Some of us retired early to become caregivers for our spouse.
I originally intended to work until age 72, but retired at 70 instead. At age 69, my 65-year old wife retired, with a meager benefit. A few days after her submitting the paperwork to Social Security we got a call from a SS caseworker who wanted to talk to me. She asked if I knew I could get half the amount my wife was getting and it wouldn’t affect my retirement at all. I explained I was going to work 3 more years, and she said it doesn’t matter. Sounded like free money so I said “Sure!”.
The only bum steer in that whole deal was she signed me up for Medicare Part A (I think), saying that wouldn’t affect anything either. She lied, being on Medicare Part A meant I couldn’t have an HSA through my employer, so I lost out on $2,400 a year for 2 years my employer would have otherwise contributed to my HSA.

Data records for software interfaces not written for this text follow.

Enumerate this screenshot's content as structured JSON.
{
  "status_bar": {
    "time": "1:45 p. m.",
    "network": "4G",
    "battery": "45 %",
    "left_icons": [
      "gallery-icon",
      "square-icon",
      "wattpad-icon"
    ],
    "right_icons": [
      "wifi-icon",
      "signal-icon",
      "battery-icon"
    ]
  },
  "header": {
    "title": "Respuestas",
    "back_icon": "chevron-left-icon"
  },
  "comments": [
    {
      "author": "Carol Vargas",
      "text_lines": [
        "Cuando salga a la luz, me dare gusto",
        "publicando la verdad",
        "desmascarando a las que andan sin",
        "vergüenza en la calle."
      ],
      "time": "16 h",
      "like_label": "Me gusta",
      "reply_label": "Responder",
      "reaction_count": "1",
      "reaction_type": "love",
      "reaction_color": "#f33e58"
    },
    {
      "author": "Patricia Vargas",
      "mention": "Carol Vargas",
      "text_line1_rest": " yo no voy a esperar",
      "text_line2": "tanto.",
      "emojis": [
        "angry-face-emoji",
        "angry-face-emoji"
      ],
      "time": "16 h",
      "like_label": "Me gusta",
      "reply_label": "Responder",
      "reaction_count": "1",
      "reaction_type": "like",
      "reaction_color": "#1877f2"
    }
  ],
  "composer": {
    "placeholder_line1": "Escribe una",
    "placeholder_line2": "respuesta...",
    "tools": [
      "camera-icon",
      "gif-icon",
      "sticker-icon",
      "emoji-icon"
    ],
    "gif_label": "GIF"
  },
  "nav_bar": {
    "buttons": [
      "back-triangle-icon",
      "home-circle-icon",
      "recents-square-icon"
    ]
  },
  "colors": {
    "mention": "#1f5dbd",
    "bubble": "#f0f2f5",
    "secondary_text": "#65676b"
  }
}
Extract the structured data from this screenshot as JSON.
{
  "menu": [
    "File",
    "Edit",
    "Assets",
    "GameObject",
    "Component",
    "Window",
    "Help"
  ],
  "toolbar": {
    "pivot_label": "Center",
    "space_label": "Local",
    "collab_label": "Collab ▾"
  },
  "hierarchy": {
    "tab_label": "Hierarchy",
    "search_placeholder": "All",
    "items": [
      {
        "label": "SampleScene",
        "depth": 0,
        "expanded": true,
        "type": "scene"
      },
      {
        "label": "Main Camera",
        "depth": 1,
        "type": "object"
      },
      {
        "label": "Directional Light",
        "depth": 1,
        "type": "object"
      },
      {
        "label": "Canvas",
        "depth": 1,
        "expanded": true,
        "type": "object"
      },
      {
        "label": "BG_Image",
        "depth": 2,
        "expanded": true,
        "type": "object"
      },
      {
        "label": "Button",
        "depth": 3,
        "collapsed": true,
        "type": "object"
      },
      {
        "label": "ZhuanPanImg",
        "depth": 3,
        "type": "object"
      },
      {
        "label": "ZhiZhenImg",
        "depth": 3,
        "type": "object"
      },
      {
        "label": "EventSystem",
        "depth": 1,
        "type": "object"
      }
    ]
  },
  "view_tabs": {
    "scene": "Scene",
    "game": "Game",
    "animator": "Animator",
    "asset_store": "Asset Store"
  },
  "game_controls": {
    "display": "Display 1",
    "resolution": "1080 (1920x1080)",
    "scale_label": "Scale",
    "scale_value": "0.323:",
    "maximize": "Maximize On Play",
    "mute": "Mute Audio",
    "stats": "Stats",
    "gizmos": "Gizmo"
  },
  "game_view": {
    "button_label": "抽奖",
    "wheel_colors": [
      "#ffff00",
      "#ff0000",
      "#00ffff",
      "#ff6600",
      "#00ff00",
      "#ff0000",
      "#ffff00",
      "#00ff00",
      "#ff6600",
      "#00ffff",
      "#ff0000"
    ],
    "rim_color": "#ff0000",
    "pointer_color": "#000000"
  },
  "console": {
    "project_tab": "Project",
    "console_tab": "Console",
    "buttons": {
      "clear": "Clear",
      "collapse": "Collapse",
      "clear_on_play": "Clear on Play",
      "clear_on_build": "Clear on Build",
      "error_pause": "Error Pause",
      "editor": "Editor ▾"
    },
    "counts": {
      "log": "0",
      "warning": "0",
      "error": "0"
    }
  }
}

But, I did get about $800 a month from my wife’s benefits (hers weren’t reduced) for a little over a year when I retired and got MY full benefit instead. Best part of waiting until age 70 was SSA made a back payment to me of about $13,000 because I could have filed for benefits earlier. All-in-All it didn’t work out too bad.
Social Security loves smokers too.
And nursing home covid
In this crazy world we live in, right on the edge of Civil War 2.0, with murder and mayhem running rampant, and chaos everywhere, it’s probably a good idea to start collecting whatever payout you can get before the good ol’ US of A ceases to exist altogether. The old rules of thumb that your broker tells you to follow are a pipe dream.
The article left out the one reason I took it early. You have enough money and you expect the politicians to take your SS away.
Investment returns are as important as life expectancy
Well...maybe one of three sources. Trump wants to do away with the payroll tax.
Close co-worker friend of mine waited until 70. Most of his family lives well into their 90s. He had pensions from other companies too. He was going to cruise retirement with a ton of money. 3 weeks after his 71st birthday, they found a spot on his lungs. He was dead 10 months later.
My dad died at 69. My one grandfather was dead at 65 the other was killed on the job at 44. My one Great grandfather died at 71, the others I’m not sure.
I don’t think it’d be wise to wait until 70, for me.
“I figured out the same thing at age 66 vs 70. I broke even at 81.”
I’ll be 63 soon. I will retire soon, either by choice or by force. I’m not wealthy, but reasonably secure. I could use my 401k to allow the ss to build, but why? Let it build and die at 75? Besides, living around older folks, I’ve learned that once you hit 80, generally speaking, you spend money on food and medical. A vast majority of 80 year olds aren’t overly energetic. Their needs are pretty modest.
I took mine as soon as I turned 62.
For one, I was no longer full time employed, but doing gigs in the new economy. Sometimes a make a huge killing, and others times not much for several months. It all came out to a middle class income, but the uncertainty was concerning.
I also got a military pension. However, I have to give half of it to my ex for life. A bad deal.
I got a state pension after 20 years teaching at a university. That was good, but I took the job knowing I’d get less but could retire again after twenty.
So, it’s worked out well for me... So far.
There is no situation better than taking Social Securityat the earliest, age 62.
It is not a fund where you or your estate own it. If you die, thats it. There is no residue for your family.
Yes, you get a reduced amount than if you waited, but Over a normal lifespan the total is the same - its just spread out over a longer time. But its yours. Its yours.
Yes, if your still working theres an offset, but you get all that back later too.
Dont listen to these advisers, experts, consultants, politicians, investors. Its your money. Take it and run as soon as you can.
Disclaimer: Opinions posted on Free Republic are those of the individual posters and do not necessarily represent the opinion of Free Republic or its management. All materials posted herein are protected by copyright law and the exemption for fair use of copyrighted works.